Try it:
Leaving out the images, repeat all the lines below exactly.

(Stored dataset items)
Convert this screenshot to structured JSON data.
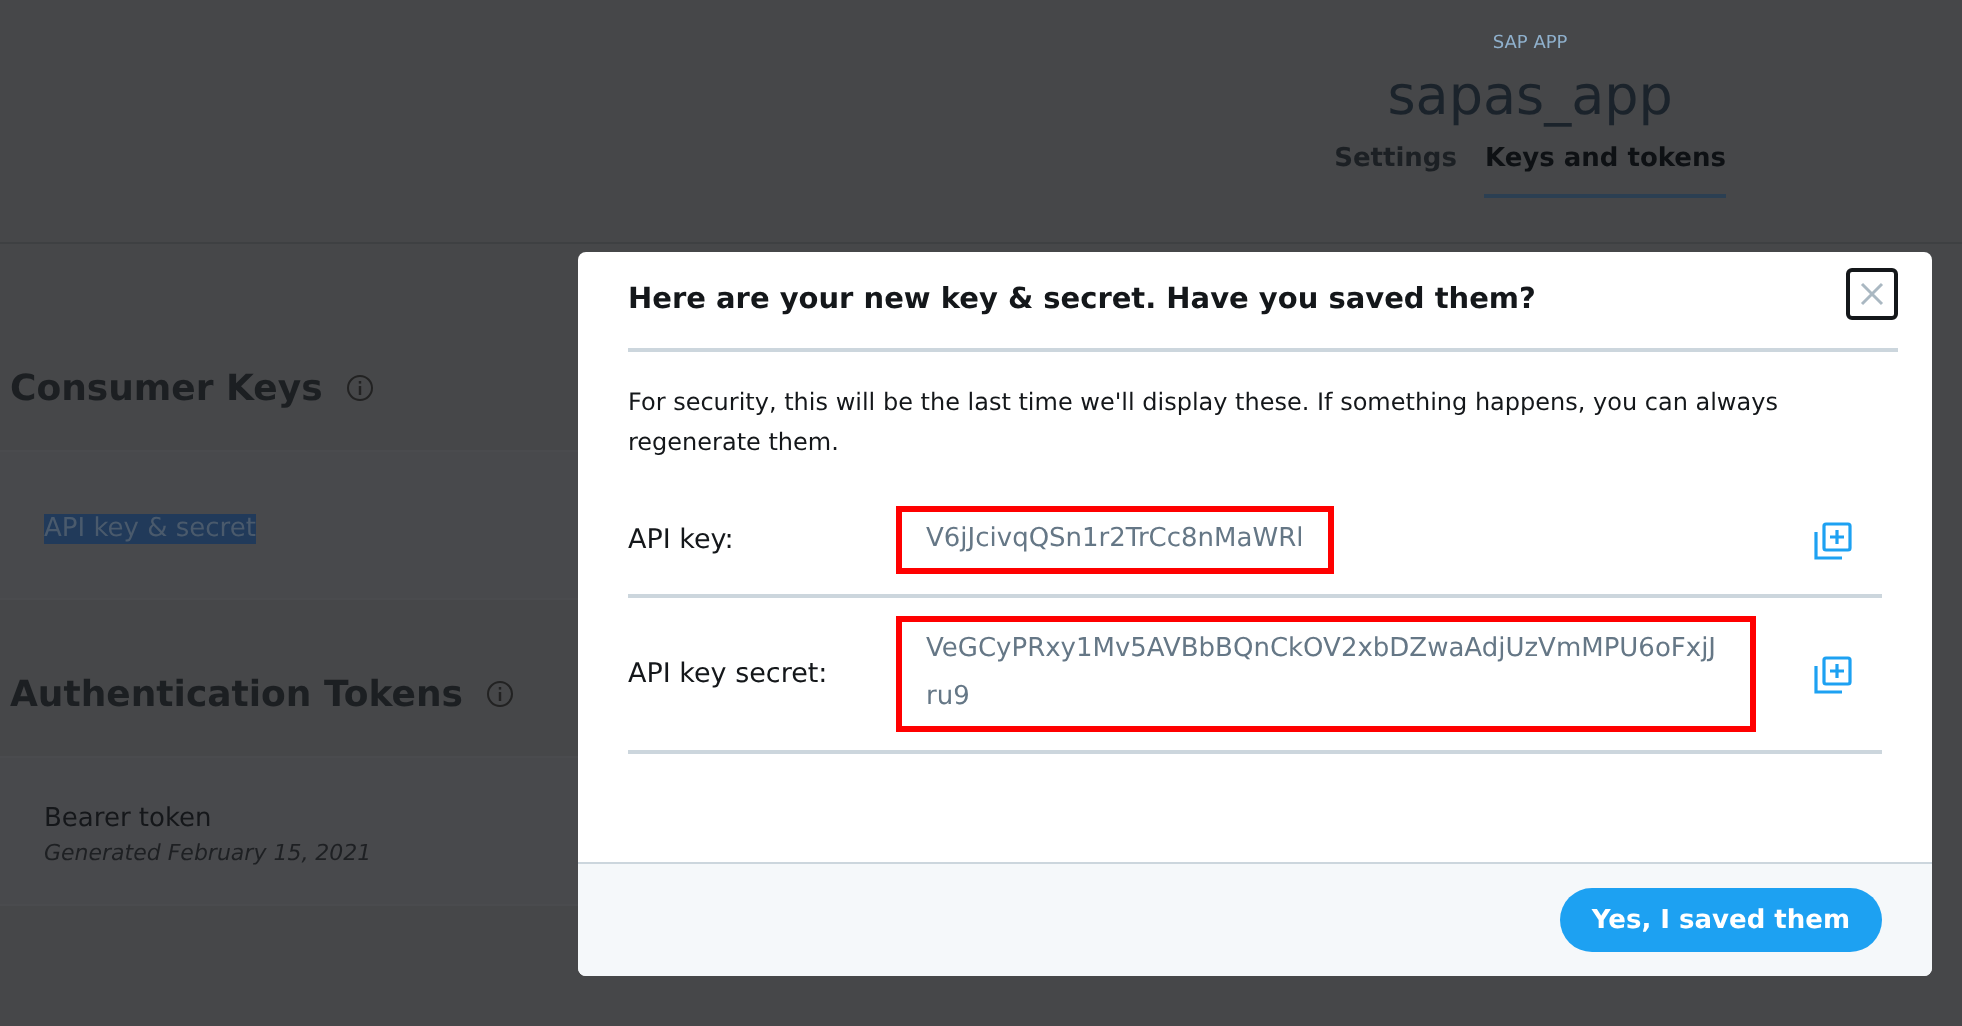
{
  "app": {
    "label": "SAP APP",
    "name": "sapas_app"
  },
  "tabs": [
    {
      "label": "Settings",
      "selected": false
    },
    {
      "label": "Keys and tokens",
      "selected": true
    }
  ],
  "sections": [
    {
      "title": "Consumer Keys",
      "items": [
        {
          "label": "API key & secret",
          "text_selected": true
        }
      ]
    },
    {
      "title": "Authentication Tokens",
      "items": [
        {
          "label": "Bearer token",
          "text_selected": false,
          "sub": "Generated February 15, 2021"
        }
      ]
    }
  ],
  "dialog": {
    "title": "Here are your new key & secret. Have you saved them?",
    "message": "For security, this will be the last time we'll display these. If something happens, you can always regenerate them.",
    "keys": [
      {
        "label": "API key:",
        "value": "V6jJcivqQSn1r2TrCc8nMaWRl",
        "outlined": true
      },
      {
        "label": "API key secret:",
        "value": "VeGCyPRxy1Mv5AVBbBQnCkOV2xbDZwaAdjUzVmMPU6oFxjJru9",
        "outlined": true
      }
    ],
    "confirm": "Yes, I saved them"
  }
}
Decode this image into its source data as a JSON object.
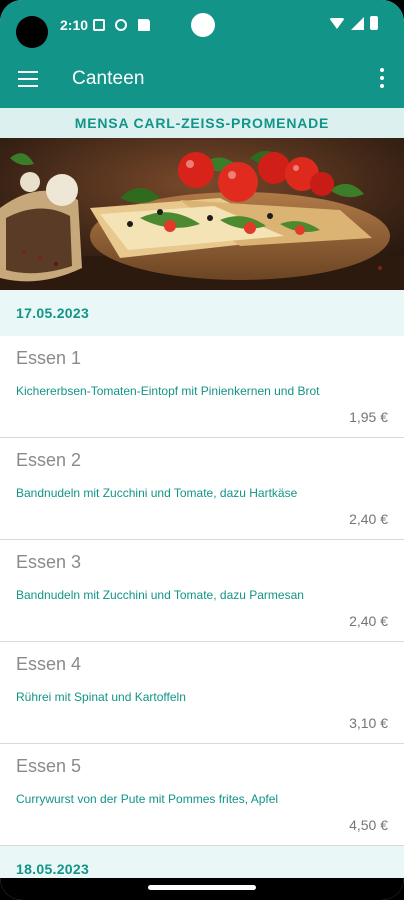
{
  "status_bar": {
    "time": "2:10",
    "icons": [
      "calendar-icon",
      "globe-icon",
      "sd-card-icon",
      "wifi-icon",
      "signal-icon",
      "battery-icon"
    ]
  },
  "app_bar": {
    "title": "Canteen",
    "menu_icon": "hamburger-menu-icon",
    "overflow_icon": "more-vert-icon"
  },
  "canteen": {
    "name": "MENSA CARL-ZEISS-PROMENADE"
  },
  "days": [
    {
      "date": "17.05.2023",
      "meals": [
        {
          "name": "Essen 1",
          "description": "Kichererbsen-Tomaten-Eintopf mit Pinienkernen und Brot",
          "price": "1,95 €"
        },
        {
          "name": "Essen 2",
          "description": "Bandnudeln mit Zucchini und Tomate, dazu Hartkäse",
          "price": "2,40 €"
        },
        {
          "name": "Essen 3",
          "description": "Bandnudeln mit Zucchini und Tomate, dazu Parmesan",
          "price": "2,40 €"
        },
        {
          "name": "Essen 4",
          "description": "Rührei mit Spinat und Kartoffeln",
          "price": "3,10 €"
        },
        {
          "name": "Essen 5",
          "description": "Currywurst von der Pute mit Pommes frites, Apfel",
          "price": "4,50 €"
        }
      ]
    },
    {
      "date": "18.05.2023",
      "meals": []
    }
  ],
  "colors": {
    "primary": "#129488",
    "header_bg": "#dcf1ef",
    "date_bg": "#e9f7f6",
    "meal_name": "#8a8a8a",
    "price": "#757575"
  }
}
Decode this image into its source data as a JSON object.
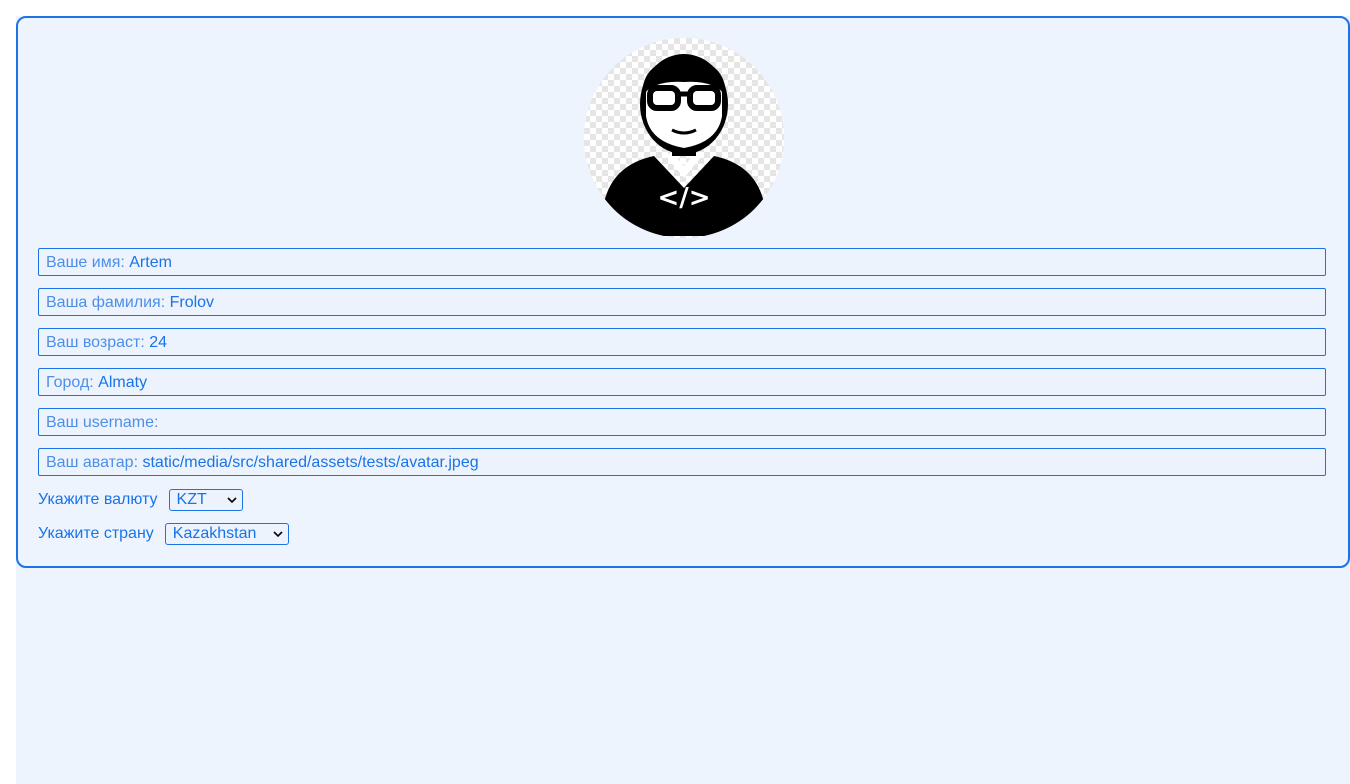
{
  "profile": {
    "avatar_icon": "developer-avatar-icon",
    "avatar_code_glyph": "</>",
    "fields": [
      {
        "label": "Ваше имя:",
        "value": "Artem"
      },
      {
        "label": "Ваша фамилия:",
        "value": "Frolov"
      },
      {
        "label": "Ваш возраст:",
        "value": "24"
      },
      {
        "label": "Город:",
        "value": "Almaty"
      },
      {
        "label": "Ваш username:",
        "value": ""
      },
      {
        "label": "Ваш аватар:",
        "value": "static/media/src/shared/assets/tests/avatar.jpeg"
      }
    ],
    "currency": {
      "label": "Укажите валюту",
      "selected": "KZT"
    },
    "country": {
      "label": "Укажите страну",
      "selected": "Kazakhstan"
    }
  },
  "colors": {
    "accent": "#1a73e8",
    "label": "#4d8fe8",
    "background": "#edf4fe"
  }
}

Problem solution:
Convert this screenshot to structured JSON data.
{
  "app": {
    "label": "SAP APP",
    "name": "sapas_app"
  },
  "tabs": [
    {
      "label": "Settings",
      "selected": false
    },
    {
      "label": "Keys and tokens",
      "selected": true
    }
  ],
  "sections": [
    {
      "title": "Consumer Keys",
      "items": [
        {
          "label": "API key & secret",
          "text_selected": true
        }
      ]
    },
    {
      "title": "Authentication Tokens",
      "items": [
        {
          "label": "Bearer token",
          "text_selected": false,
          "sub": "Generated February 15, 2021"
        }
      ]
    }
  ],
  "dialog": {
    "title": "Here are your new key & secret. Have you saved them?",
    "message": "For security, this will be the last time we'll display these. If something happens, you can always regenerate them.",
    "keys": [
      {
        "label": "API key:",
        "value": "V6jJcivqQSn1r2TrCc8nMaWRl",
        "outlined": true
      },
      {
        "label": "API key secret:",
        "value": "VeGCyPRxy1Mv5AVBbBQnCkOV2xbDZwaAdjUzVmMPU6oFxjJru9",
        "outlined": true
      }
    ],
    "confirm": "Yes, I saved them"
  }
}
Decode this image into its source data as a JSON object.
{
  "status_bar": {
    "time": "2:10",
    "icons": [
      "calendar-icon",
      "globe-icon",
      "sd-card-icon",
      "wifi-icon",
      "signal-icon",
      "battery-icon"
    ]
  },
  "app_bar": {
    "title": "Canteen",
    "menu_icon": "hamburger-menu-icon",
    "overflow_icon": "more-vert-icon"
  },
  "canteen": {
    "name": "MENSA CARL-ZEISS-PROMENADE"
  },
  "days": [
    {
      "date": "17.05.2023",
      "meals": [
        {
          "name": "Essen 1",
          "description": "Kichererbsen-Tomaten-Eintopf mit Pinienkernen und Brot",
          "price": "1,95 €"
        },
        {
          "name": "Essen 2",
          "description": "Bandnudeln mit Zucchini und Tomate, dazu Hartkäse",
          "price": "2,40 €"
        },
        {
          "name": "Essen 3",
          "description": "Bandnudeln mit Zucchini und Tomate, dazu Parmesan",
          "price": "2,40 €"
        },
        {
          "name": "Essen 4",
          "description": "Rührei mit Spinat und Kartoffeln",
          "price": "3,10 €"
        },
        {
          "name": "Essen 5",
          "description": "Currywurst von der Pute mit Pommes frites, Apfel",
          "price": "4,50 €"
        }
      ]
    },
    {
      "date": "18.05.2023",
      "meals": []
    }
  ],
  "colors": {
    "primary": "#129488",
    "header_bg": "#dcf1ef",
    "date_bg": "#e9f7f6",
    "meal_name": "#8a8a8a",
    "price": "#757575"
  }
}
Decode this image into its source data as a JSON object.
{
  "profile": {
    "avatar_icon": "developer-avatar-icon",
    "avatar_code_glyph": "</>",
    "fields": [
      {
        "label": "Ваше имя:",
        "value": "Artem"
      },
      {
        "label": "Ваша фамилия:",
        "value": "Frolov"
      },
      {
        "label": "Ваш возраст:",
        "value": "24"
      },
      {
        "label": "Город:",
        "value": "Almaty"
      },
      {
        "label": "Ваш username:",
        "value": ""
      },
      {
        "label": "Ваш аватар:",
        "value": "static/media/src/shared/assets/tests/avatar.jpeg"
      }
    ],
    "currency": {
      "label": "Укажите валюту",
      "selected": "KZT"
    },
    "country": {
      "label": "Укажите страну",
      "selected": "Kazakhstan"
    }
  },
  "colors": {
    "accent": "#1a73e8",
    "label": "#4d8fe8",
    "background": "#edf4fe"
  }
}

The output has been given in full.